'Love your park'

On Saturdays, neighbors convene to pick up litter, or weed the sidewalks and garden beds, or gossip. Usually, all of the above. On Sundays from June through October, the Friends of Dickinson Square Farmer's Market attracts the Pennsport community for fresh produce and good conversation. Even the threat of Superstorm Sandy couldn't scare away the dozens of neighborhood kids who arrived at the park's Parsons building for our annual Halloween costume contest and activity fair, held three days before the holiday and one day before the storm. Standing in line for a deceptively good vegan scone or a coconut-milk mocha at Grindcore House, just a block away from the park, patrons — neighbors — recognize one another from the park and exchange a friendly nod or "How ya doin'?" even though they often don't know each other's names.

Relationships that start during twice-a-year "Love Your Park" clean-up days radiate outward, to the sidewalks around the park, then to our stoops, then inside our homes. My next-door neighbors have our keys, and we theirs — plus an open invitation into their home any Friday that their Happy Hour flag is flying.

To be fair, Dickinson Square Park isn't a utopia. It is an urban park. Too many people think they can litter, or not pick up after their dogs, and leave it to park volunteers or our summer maintenance associate to clean up. Phone calls to the police about an altercation, or kids (and sometimes teenagers or adults) abusing playground equipment, or setting off fireworks late at night, are not uncommon. Last spring, while the park underwent renovations and the lights were kept shut off at night, there was at least one mugging. There's graffiti. Some of the older kids will climb on the roof of the Parsons Building and throw things at passerby. There are spectacularly bad examples of parenting on display on a regular basis. The AstroTurf play surface in the middle of the park has proven harder to maintain than originally anticipated, with repairs complicated by the kids who are unable to resist running across it despite the caution tape put in place while the glue dries. Last month I went sprinting out of my house to stop three grade-school-age children from destroying one of the trees in the play area. (That particularly incident earned me the moniker "that crazy lady" amongst some of the park kids, according to my neighbor's son.)

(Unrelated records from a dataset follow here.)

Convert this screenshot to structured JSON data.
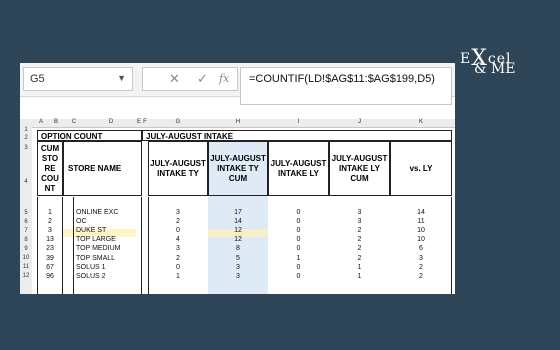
{
  "logo": {
    "line1": "cel",
    "x": "X",
    "line1_prefix": "E",
    "line2": "& ME"
  },
  "formula_bar": {
    "name_box": "G5",
    "cancel_icon": "✕",
    "enter_icon": "✓",
    "fx_label": "fx",
    "formula": "=COUNTIF(LD!$AG$11:$AG$199,D5)"
  },
  "columns": [
    "A",
    "B",
    "C",
    "D",
    "E",
    "F",
    "G",
    "H",
    "I",
    "J",
    "K"
  ],
  "rows": [
    "1",
    "2",
    "3",
    "4",
    "5",
    "6",
    "7",
    "8",
    "9",
    "10",
    "11",
    "12"
  ],
  "header": {
    "option_count": "OPTION COUNT",
    "intake": "JULY-AUGUST INTAKE",
    "cum_store_count": "CUM STO RE COU NT",
    "store_name": "STORE NAME",
    "col_g": "JULY-AUGUST INTAKE TY",
    "col_h": "JULY-AUGUST INTAKE TY CUM",
    "col_i": "JULY-AUGUST INTAKE LY",
    "col_j": "JULY-AUGUST INTAKE LY CUM",
    "col_k": "vs. LY"
  },
  "table_rows": [
    {
      "c": "1",
      "d": "ONLINE EXC",
      "g": "3",
      "h": "17",
      "i": "0",
      "j": "3",
      "k": "14"
    },
    {
      "c": "2",
      "d": "OC",
      "g": "2",
      "h": "14",
      "i": "0",
      "j": "3",
      "k": "11"
    },
    {
      "c": "3",
      "d": "DUKE ST",
      "g": "0",
      "h": "12",
      "i": "0",
      "j": "2",
      "k": "10"
    },
    {
      "c": "13",
      "d": "TOP LARGE",
      "g": "4",
      "h": "12",
      "i": "0",
      "j": "2",
      "k": "10"
    },
    {
      "c": "23",
      "d": "TOP MEDIUM",
      "g": "3",
      "h": "8",
      "i": "0",
      "j": "2",
      "k": "6"
    },
    {
      "c": "39",
      "d": "TOP SMALL",
      "g": "2",
      "h": "5",
      "i": "1",
      "j": "2",
      "k": "3"
    },
    {
      "c": "67",
      "d": "SOLUS 1",
      "g": "0",
      "h": "3",
      "i": "0",
      "j": "1",
      "k": "2"
    },
    {
      "c": "96",
      "d": "SOLUS 2",
      "g": "1",
      "h": "3",
      "i": "0",
      "j": "1",
      "k": "2"
    }
  ]
}
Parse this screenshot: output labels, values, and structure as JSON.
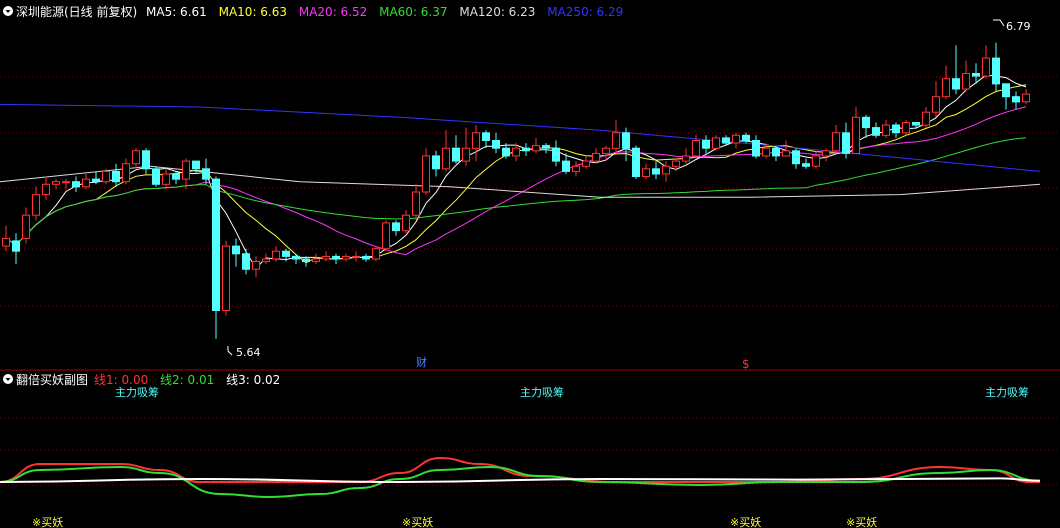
{
  "header": {
    "title": "深圳能源(日线 前复权)",
    "ma_items": [
      {
        "label": "MA5: 6.61",
        "color": "#ffffff"
      },
      {
        "label": "MA10: 6.63",
        "color": "#ffff33"
      },
      {
        "label": "MA20: 6.52",
        "color": "#ff33ff"
      },
      {
        "label": "MA60: 6.37",
        "color": "#33dd33"
      },
      {
        "label": "MA120: 6.23",
        "color": "#dddddd"
      },
      {
        "label": "MA250: 6.29",
        "color": "#3333ff"
      }
    ]
  },
  "sub_header": {
    "title": "翻倍买妖副图",
    "line_items": [
      {
        "label": "线1: 0.00",
        "color": "#ff3333"
      },
      {
        "label": "线2: 0.01",
        "color": "#33dd33"
      },
      {
        "label": "线3: 0.02",
        "color": "#ffffff"
      }
    ]
  },
  "annotations": {
    "high_label": "6.79",
    "low_label": "5.64",
    "fin_marker": "财",
    "dollar_marker": "$",
    "zhuli_labels": [
      "主力吸筹",
      "主力吸筹",
      "主力吸筹"
    ],
    "buy_labels": [
      "※买妖",
      "※买妖",
      "※买妖",
      "※买妖"
    ]
  },
  "colors": {
    "up": "#ff3333",
    "down": "#54ffff",
    "grid": "#880000",
    "separator": "#aa0000"
  },
  "chart_data": {
    "type": "candlestick",
    "y_range": [
      5.55,
      6.87
    ],
    "candles": [
      [
        6.0,
        6.03,
        6.08,
        5.98
      ],
      [
        6.02,
        5.98,
        6.05,
        5.93
      ],
      [
        6.03,
        6.12,
        6.15,
        6.01
      ],
      [
        6.12,
        6.2,
        6.23,
        6.1
      ],
      [
        6.2,
        6.24,
        6.27,
        6.18
      ],
      [
        6.24,
        6.25,
        6.26,
        6.22
      ],
      [
        6.25,
        6.25,
        6.26,
        6.22
      ],
      [
        6.25,
        6.23,
        6.27,
        6.21
      ],
      [
        6.23,
        6.26,
        6.28,
        6.22
      ],
      [
        6.26,
        6.25,
        6.29,
        6.24
      ],
      [
        6.25,
        6.29,
        6.3,
        6.24
      ],
      [
        6.29,
        6.25,
        6.32,
        6.23
      ],
      [
        6.25,
        6.32,
        6.34,
        6.24
      ],
      [
        6.32,
        6.37,
        6.38,
        6.3
      ],
      [
        6.37,
        6.3,
        6.38,
        6.28
      ],
      [
        6.3,
        6.24,
        6.31,
        6.23
      ],
      [
        6.24,
        6.28,
        6.3,
        6.22
      ],
      [
        6.28,
        6.26,
        6.29,
        6.24
      ],
      [
        6.26,
        6.33,
        6.34,
        6.22
      ],
      [
        6.33,
        6.3,
        6.32,
        6.28
      ],
      [
        6.3,
        6.26,
        6.34,
        6.24
      ],
      [
        6.26,
        5.75,
        6.27,
        5.64
      ],
      [
        5.75,
        6.0,
        6.02,
        5.73
      ],
      [
        6.0,
        5.97,
        6.03,
        5.92
      ],
      [
        5.97,
        5.91,
        5.99,
        5.89
      ],
      [
        5.91,
        5.94,
        5.96,
        5.88
      ],
      [
        5.94,
        5.95,
        5.97,
        5.93
      ],
      [
        5.95,
        5.98,
        6.0,
        5.94
      ],
      [
        5.98,
        5.96,
        5.99,
        5.94
      ],
      [
        5.96,
        5.95,
        5.97,
        5.93
      ],
      [
        5.95,
        5.94,
        5.96,
        5.92
      ],
      [
        5.94,
        5.95,
        5.97,
        5.93
      ],
      [
        5.95,
        5.96,
        5.98,
        5.94
      ],
      [
        5.96,
        5.95,
        5.97,
        5.93
      ],
      [
        5.95,
        5.96,
        5.97,
        5.94
      ],
      [
        5.96,
        5.96,
        5.98,
        5.94
      ],
      [
        5.96,
        5.95,
        5.97,
        5.94
      ],
      [
        5.95,
        5.99,
        6.0,
        5.94
      ],
      [
        5.99,
        6.09,
        6.1,
        5.98
      ],
      [
        6.09,
        6.06,
        6.1,
        6.04
      ],
      [
        6.06,
        6.12,
        6.14,
        6.05
      ],
      [
        6.12,
        6.21,
        6.24,
        6.1
      ],
      [
        6.21,
        6.35,
        6.38,
        6.2
      ],
      [
        6.35,
        6.3,
        6.37,
        6.27
      ],
      [
        6.3,
        6.38,
        6.45,
        6.29
      ],
      [
        6.38,
        6.33,
        6.43,
        6.32
      ],
      [
        6.33,
        6.38,
        6.46,
        6.31
      ],
      [
        6.38,
        6.44,
        6.47,
        6.33
      ],
      [
        6.44,
        6.41,
        6.45,
        6.38
      ],
      [
        6.41,
        6.38,
        6.44,
        6.36
      ],
      [
        6.38,
        6.35,
        6.4,
        6.34
      ],
      [
        6.35,
        6.38,
        6.4,
        6.33
      ],
      [
        6.38,
        6.37,
        6.4,
        6.35
      ],
      [
        6.37,
        6.39,
        6.42,
        6.36
      ],
      [
        6.39,
        6.38,
        6.4,
        6.36
      ],
      [
        6.38,
        6.33,
        6.41,
        6.31
      ],
      [
        6.33,
        6.29,
        6.36,
        6.28
      ],
      [
        6.29,
        6.31,
        6.33,
        6.27
      ],
      [
        6.31,
        6.33,
        6.35,
        6.3
      ],
      [
        6.33,
        6.36,
        6.38,
        6.32
      ],
      [
        6.36,
        6.38,
        6.39,
        6.33
      ],
      [
        6.38,
        6.44,
        6.49,
        6.36
      ],
      [
        6.44,
        6.38,
        6.46,
        6.33
      ],
      [
        6.38,
        6.27,
        6.39,
        6.26
      ],
      [
        6.27,
        6.3,
        6.32,
        6.26
      ],
      [
        6.3,
        6.28,
        6.33,
        6.26
      ],
      [
        6.28,
        6.31,
        6.33,
        6.25
      ],
      [
        6.31,
        6.33,
        6.34,
        6.29
      ],
      [
        6.33,
        6.35,
        6.38,
        6.32
      ],
      [
        6.35,
        6.41,
        6.43,
        6.34
      ],
      [
        6.41,
        6.38,
        6.43,
        6.36
      ],
      [
        6.38,
        6.42,
        6.43,
        6.37
      ],
      [
        6.42,
        6.4,
        6.43,
        6.39
      ],
      [
        6.4,
        6.43,
        6.44,
        6.38
      ],
      [
        6.43,
        6.41,
        6.44,
        6.4
      ],
      [
        6.41,
        6.35,
        6.43,
        6.34
      ],
      [
        6.35,
        6.38,
        6.4,
        6.34
      ],
      [
        6.38,
        6.35,
        6.39,
        6.33
      ],
      [
        6.35,
        6.37,
        6.41,
        6.35
      ],
      [
        6.37,
        6.32,
        6.38,
        6.3
      ],
      [
        6.32,
        6.31,
        6.34,
        6.3
      ],
      [
        6.31,
        6.35,
        6.37,
        6.3
      ],
      [
        6.35,
        6.37,
        6.38,
        6.33
      ],
      [
        6.37,
        6.44,
        6.47,
        6.36
      ],
      [
        6.44,
        6.36,
        6.48,
        6.34
      ],
      [
        6.36,
        6.5,
        6.54,
        6.38
      ],
      [
        6.5,
        6.46,
        6.51,
        6.42
      ],
      [
        6.46,
        6.43,
        6.48,
        6.42
      ],
      [
        6.43,
        6.47,
        6.49,
        6.42
      ],
      [
        6.47,
        6.44,
        6.48,
        6.42
      ],
      [
        6.44,
        6.48,
        6.49,
        6.43
      ],
      [
        6.48,
        6.47,
        6.48,
        6.46
      ],
      [
        6.47,
        6.52,
        6.54,
        6.46
      ],
      [
        6.52,
        6.58,
        6.64,
        6.5
      ],
      [
        6.58,
        6.65,
        6.7,
        6.57
      ],
      [
        6.65,
        6.61,
        6.78,
        6.59
      ],
      [
        6.61,
        6.67,
        6.72,
        6.6
      ],
      [
        6.67,
        6.66,
        6.71,
        6.63
      ],
      [
        6.66,
        6.73,
        6.78,
        6.65
      ],
      [
        6.73,
        6.63,
        6.79,
        6.6
      ],
      [
        6.63,
        6.58,
        6.62,
        6.53
      ],
      [
        6.58,
        6.56,
        6.6,
        6.53
      ],
      [
        6.56,
        6.59,
        6.61,
        6.55
      ]
    ],
    "sub_series": {
      "line1": [
        [
          0,
          0.0
        ],
        [
          40,
          0.3
        ],
        [
          120,
          0.3
        ],
        [
          160,
          0.2
        ],
        [
          200,
          0.0
        ],
        [
          280,
          0.0
        ],
        [
          360,
          0.0
        ],
        [
          400,
          0.15
        ],
        [
          440,
          0.4
        ],
        [
          480,
          0.3
        ],
        [
          530,
          0.1
        ],
        [
          620,
          0.0
        ],
        [
          700,
          0.0
        ],
        [
          780,
          0.0
        ],
        [
          860,
          0.05
        ],
        [
          940,
          0.25
        ],
        [
          990,
          0.2
        ],
        [
          1030,
          0.0
        ],
        [
          1040,
          0.0
        ]
      ],
      "line2": [
        [
          0,
          0.0
        ],
        [
          40,
          0.2
        ],
        [
          120,
          0.25
        ],
        [
          160,
          0.15
        ],
        [
          220,
          -0.2
        ],
        [
          270,
          -0.25
        ],
        [
          320,
          -0.2
        ],
        [
          360,
          -0.1
        ],
        [
          400,
          0.05
        ],
        [
          440,
          0.2
        ],
        [
          490,
          0.25
        ],
        [
          540,
          0.1
        ],
        [
          600,
          0.0
        ],
        [
          700,
          -0.05
        ],
        [
          780,
          0.0
        ],
        [
          860,
          0.0
        ],
        [
          940,
          0.15
        ],
        [
          990,
          0.2
        ],
        [
          1040,
          0.02
        ]
      ],
      "line3": [
        [
          0,
          0.0
        ],
        [
          200,
          0.05
        ],
        [
          400,
          0.0
        ],
        [
          600,
          0.05
        ],
        [
          800,
          0.04
        ],
        [
          1000,
          0.06
        ],
        [
          1040,
          0.02
        ]
      ]
    }
  }
}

But still ... I walk through Dickinson Square Park with my dog and make small talk with the other dog-owners while our pups wrestle in the grass. When we run into each other somewhere away from the park — say, at The Industry up the street — we talk like old friends, even if I know them only as "Mabel's mommy" or "Taz's daddy." I'm "Gracie's mommy," not Jill, to them.

Giving back

When we bought our Tasker Street rowhome in 2010, we didn't just buy a house. We bought shares of a community that has been more valuable to me than I'd ever imagined it would be. I've been in Philadelphia for 11 years now, have lived at eight different addresses, and with the possible exception of my freshman year dorm, where everyone kept their doors propped open unless they were studying or sleeping, I've never had anything like what I've had the last three years. And it's thanks to the park. The park is what brings everyone together. It has given me so much, that I decided, last year, that I wanted to give it something back, and so I ran for the Friends of Dickinson Square Park board and was selected as a member — which is why I felt it my duty, I guess, to run screaming at those kids when they were trying to take down the tree.

I look out my window and see literally hundreds of kids enjoying the playground, or playing soccer, and I can't help but smile. Sometimes, I want to jump on the swings with them. Then I'll really be "that crazy lady."

I'd been living in Philadelphia for eight years when we closed on our house. I'd been living in Philadelphia eight years before I found a place I could call home.

Jillian Ashley Blair Ivey grew up on the Mexican border and orders tacos frequently to keep her Spanish in check. She works as a strategic consultant handling media and analyst relations. She has an MFA in creative writing and loves live performance of just about every type (but often leaves angry at herself for quitting dance or piano lessons).

This essay originally appeared in the blog Philly Love Notes.